** Opening Data under study block **

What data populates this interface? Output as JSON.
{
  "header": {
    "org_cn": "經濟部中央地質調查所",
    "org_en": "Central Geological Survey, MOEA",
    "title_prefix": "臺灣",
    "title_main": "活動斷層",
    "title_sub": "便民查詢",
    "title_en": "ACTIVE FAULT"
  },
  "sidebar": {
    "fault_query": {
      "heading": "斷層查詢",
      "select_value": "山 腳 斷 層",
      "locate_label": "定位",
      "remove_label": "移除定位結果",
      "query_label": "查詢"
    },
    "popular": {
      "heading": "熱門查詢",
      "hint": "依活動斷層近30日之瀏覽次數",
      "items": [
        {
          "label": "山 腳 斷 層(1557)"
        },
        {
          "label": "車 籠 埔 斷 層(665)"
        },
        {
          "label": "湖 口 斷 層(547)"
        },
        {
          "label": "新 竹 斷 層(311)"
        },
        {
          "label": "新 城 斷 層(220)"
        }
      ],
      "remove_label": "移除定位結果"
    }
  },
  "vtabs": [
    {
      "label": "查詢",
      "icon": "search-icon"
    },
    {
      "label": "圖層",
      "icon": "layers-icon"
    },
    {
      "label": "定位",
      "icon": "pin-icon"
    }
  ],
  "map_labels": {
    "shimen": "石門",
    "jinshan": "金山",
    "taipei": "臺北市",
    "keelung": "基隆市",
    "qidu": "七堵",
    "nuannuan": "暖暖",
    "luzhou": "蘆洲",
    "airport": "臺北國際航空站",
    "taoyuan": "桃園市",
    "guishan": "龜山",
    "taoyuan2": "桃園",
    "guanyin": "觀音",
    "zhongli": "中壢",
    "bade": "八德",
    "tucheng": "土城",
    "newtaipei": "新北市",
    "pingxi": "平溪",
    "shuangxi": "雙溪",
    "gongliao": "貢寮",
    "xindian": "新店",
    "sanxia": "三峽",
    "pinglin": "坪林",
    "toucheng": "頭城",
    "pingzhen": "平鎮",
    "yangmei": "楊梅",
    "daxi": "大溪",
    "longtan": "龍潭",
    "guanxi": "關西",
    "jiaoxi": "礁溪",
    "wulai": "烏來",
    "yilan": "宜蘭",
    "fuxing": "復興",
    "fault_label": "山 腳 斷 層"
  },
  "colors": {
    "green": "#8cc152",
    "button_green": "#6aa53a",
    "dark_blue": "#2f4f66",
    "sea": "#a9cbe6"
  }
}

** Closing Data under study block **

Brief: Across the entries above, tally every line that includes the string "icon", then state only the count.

Task result: 3